START DATA SHOWN

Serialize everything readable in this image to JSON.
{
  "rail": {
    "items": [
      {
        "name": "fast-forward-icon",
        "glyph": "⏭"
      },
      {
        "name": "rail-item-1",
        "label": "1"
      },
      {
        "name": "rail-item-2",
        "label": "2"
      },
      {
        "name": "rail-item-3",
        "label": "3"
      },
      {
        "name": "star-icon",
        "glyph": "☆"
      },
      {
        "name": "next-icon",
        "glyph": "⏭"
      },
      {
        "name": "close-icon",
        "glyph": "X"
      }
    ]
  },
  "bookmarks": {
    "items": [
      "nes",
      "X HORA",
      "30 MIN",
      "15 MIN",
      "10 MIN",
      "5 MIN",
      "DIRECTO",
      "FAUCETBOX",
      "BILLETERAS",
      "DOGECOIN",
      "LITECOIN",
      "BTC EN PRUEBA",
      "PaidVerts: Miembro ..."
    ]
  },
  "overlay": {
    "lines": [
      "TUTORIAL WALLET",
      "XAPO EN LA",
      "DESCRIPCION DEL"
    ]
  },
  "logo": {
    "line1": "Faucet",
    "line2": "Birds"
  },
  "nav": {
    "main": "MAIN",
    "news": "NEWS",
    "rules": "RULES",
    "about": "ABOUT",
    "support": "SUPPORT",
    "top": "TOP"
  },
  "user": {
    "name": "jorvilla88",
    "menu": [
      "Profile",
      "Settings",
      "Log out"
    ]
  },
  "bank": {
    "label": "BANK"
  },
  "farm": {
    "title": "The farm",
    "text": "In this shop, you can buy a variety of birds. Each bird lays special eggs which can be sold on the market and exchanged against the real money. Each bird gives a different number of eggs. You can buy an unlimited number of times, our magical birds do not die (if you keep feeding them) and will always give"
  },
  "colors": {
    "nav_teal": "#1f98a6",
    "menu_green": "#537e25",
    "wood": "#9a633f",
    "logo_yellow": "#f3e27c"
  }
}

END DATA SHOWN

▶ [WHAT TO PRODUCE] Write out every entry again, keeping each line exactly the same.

▶ [COMPLETED TASK]
Serialize everything readable in this image to JSON.
{
  "rail": {
    "items": [
      {
        "name": "fast-forward-icon",
        "glyph": "⏭"
      },
      {
        "name": "rail-item-1",
        "label": "1"
      },
      {
        "name": "rail-item-2",
        "label": "2"
      },
      {
        "name": "rail-item-3",
        "label": "3"
      },
      {
        "name": "star-icon",
        "glyph": "☆"
      },
      {
        "name": "next-icon",
        "glyph": "⏭"
      },
      {
        "name": "close-icon",
        "glyph": "X"
      }
    ]
  },
  "bookmarks": {
    "items": [
      "nes",
      "X HORA",
      "30 MIN",
      "15 MIN",
      "10 MIN",
      "5 MIN",
      "DIRECTO",
      "FAUCETBOX",
      "BILLETERAS",
      "DOGECOIN",
      "LITECOIN",
      "BTC EN PRUEBA",
      "PaidVerts: Miembro ..."
    ]
  },
  "overlay": {
    "lines": [
      "TUTORIAL WALLET",
      "XAPO EN LA",
      "DESCRIPCION DEL"
    ]
  },
  "logo": {
    "line1": "Faucet",
    "line2": "Birds"
  },
  "nav": {
    "main": "MAIN",
    "news": "NEWS",
    "rules": "RULES",
    "about": "ABOUT",
    "support": "SUPPORT",
    "top": "TOP"
  },
  "user": {
    "name": "jorvilla88",
    "menu": [
      "Profile",
      "Settings",
      "Log out"
    ]
  },
  "bank": {
    "label": "BANK"
  },
  "farm": {
    "title": "The farm",
    "text": "In this shop, you can buy a variety of birds. Each bird lays special eggs which can be sold on the market and exchanged against the real money. Each bird gives a different number of eggs. You can buy an unlimited number of times, our magical birds do not die (if you keep feeding them) and will always give"
  },
  "colors": {
    "nav_teal": "#1f98a6",
    "menu_green": "#537e25",
    "wood": "#9a633f",
    "logo_yellow": "#f3e27c"
  }
}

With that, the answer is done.